How Translation Can Help with Content Personalization

There’s no doubt about it — content personalization is in. Today’s consumers want their interactions with businesses to feel more personal. Marketers have known this for a while, as a recent study from Econsultancy and Adobe shows. Some 52 percent of them agree that personalization is important, and 37 percent aim for real-time personalization. The one thing they don’t mention is that translating website content to suit different audiences is essential in an era of global audiences.

Winning Business by Showing You Care

Personalization is all about tailoring content to your web visitors so they know they matter to you. Publishing content in their language is a huge part of making your customers feel appreciated. The benefits of speaking your customers’ language is multifold: not only are you making it easier for them to get information that shapes their purchasing decision, but you are also showing just how much you value their interactions – which will go a long way in building your brand loyalty.

Highlighting Benefits

Translating content as part of personalization also caters to the “what’s in it for me?” syndrome. It’s about creating an experience that is targeted and relevant—speaking their language is a great way to achieve that and increase their engagement with your site. Email marketers use personalization all the time, so why not broaden it to include all your content?

Web Optimization for Global Reach

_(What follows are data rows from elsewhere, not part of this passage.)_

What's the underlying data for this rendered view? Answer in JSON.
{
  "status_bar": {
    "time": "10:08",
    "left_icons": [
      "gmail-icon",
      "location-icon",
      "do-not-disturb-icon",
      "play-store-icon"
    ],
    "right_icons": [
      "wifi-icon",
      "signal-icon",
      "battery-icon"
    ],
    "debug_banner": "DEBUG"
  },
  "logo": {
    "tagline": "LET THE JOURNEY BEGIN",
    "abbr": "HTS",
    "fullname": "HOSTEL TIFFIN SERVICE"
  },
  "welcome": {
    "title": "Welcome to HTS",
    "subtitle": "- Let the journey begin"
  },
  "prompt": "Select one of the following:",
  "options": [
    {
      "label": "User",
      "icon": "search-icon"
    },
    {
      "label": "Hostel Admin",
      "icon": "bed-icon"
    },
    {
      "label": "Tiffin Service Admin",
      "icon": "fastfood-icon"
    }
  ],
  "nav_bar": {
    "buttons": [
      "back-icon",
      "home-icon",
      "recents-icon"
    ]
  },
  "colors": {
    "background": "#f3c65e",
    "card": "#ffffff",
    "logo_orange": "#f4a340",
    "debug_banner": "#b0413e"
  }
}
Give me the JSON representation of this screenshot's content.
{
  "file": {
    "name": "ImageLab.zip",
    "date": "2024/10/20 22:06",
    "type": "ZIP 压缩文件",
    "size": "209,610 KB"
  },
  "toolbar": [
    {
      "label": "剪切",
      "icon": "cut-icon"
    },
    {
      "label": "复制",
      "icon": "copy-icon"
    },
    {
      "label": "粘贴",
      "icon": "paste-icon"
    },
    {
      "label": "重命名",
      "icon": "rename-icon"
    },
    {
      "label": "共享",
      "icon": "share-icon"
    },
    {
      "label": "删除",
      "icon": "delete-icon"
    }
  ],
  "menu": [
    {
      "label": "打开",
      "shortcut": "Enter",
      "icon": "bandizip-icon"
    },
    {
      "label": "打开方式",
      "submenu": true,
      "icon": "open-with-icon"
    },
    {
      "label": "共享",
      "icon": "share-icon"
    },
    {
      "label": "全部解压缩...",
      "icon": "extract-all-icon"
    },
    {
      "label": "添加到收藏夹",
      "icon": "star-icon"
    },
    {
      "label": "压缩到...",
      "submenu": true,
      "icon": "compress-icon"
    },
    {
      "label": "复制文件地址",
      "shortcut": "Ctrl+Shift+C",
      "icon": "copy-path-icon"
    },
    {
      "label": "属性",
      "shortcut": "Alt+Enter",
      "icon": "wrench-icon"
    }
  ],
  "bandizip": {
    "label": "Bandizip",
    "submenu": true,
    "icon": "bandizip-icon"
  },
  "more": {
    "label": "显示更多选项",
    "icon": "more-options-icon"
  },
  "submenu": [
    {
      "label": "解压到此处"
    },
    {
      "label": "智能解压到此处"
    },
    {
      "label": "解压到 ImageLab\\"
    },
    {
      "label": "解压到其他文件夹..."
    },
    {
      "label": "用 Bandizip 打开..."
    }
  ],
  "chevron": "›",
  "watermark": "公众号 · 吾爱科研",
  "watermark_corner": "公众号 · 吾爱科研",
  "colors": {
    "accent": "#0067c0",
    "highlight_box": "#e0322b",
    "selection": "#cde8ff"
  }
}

Another benefit of translating for content personalization is multilingual search engine optimization (SEO). Most people can customize their search engine so they only show results in the languages they speak. If your content exists in another language, it has the potential to reach a wider audience. You may need a multilingual SEO team to make the most of this, so your site can rank well for key search terms in different language groups.

Increased Income

A study by Common Sense Advisory found that 72 percent of web users spend all their time on websites in their own language, while 42 percent don’t purchase products and services in other languages. When you translate content, you can reach audiences you would otherwise miss.

Take these two steps to avoid some of the major issues related to translation:

  1. Ensure you don’t just translate web pages, but also other content you may have available on your site, such as eBooks, white papers, podcast show notes, and video transcripts.
  2. Check on product names and slogans to ensure that what works in the source language doesn’t cause offense in the target language.

The right platform can help you serve translated content dynamically so people always see the version of your site that is the most relevant to them. Learn more about how you can translate websites to provide a better experience for your global users.

Image source: Flickr


About Sharon Hurley Hall

Self-confessed word nerd Sharon Hurley Hall has the perfect job - as a professional writer and blogger. In the last couple of decades she has worked as a journalist, a college professor (teaching journalism, of course), an editor and a ghostwriter. She finds language fascinating and, in addition to English, speaks French, Spanish and a smattering of German.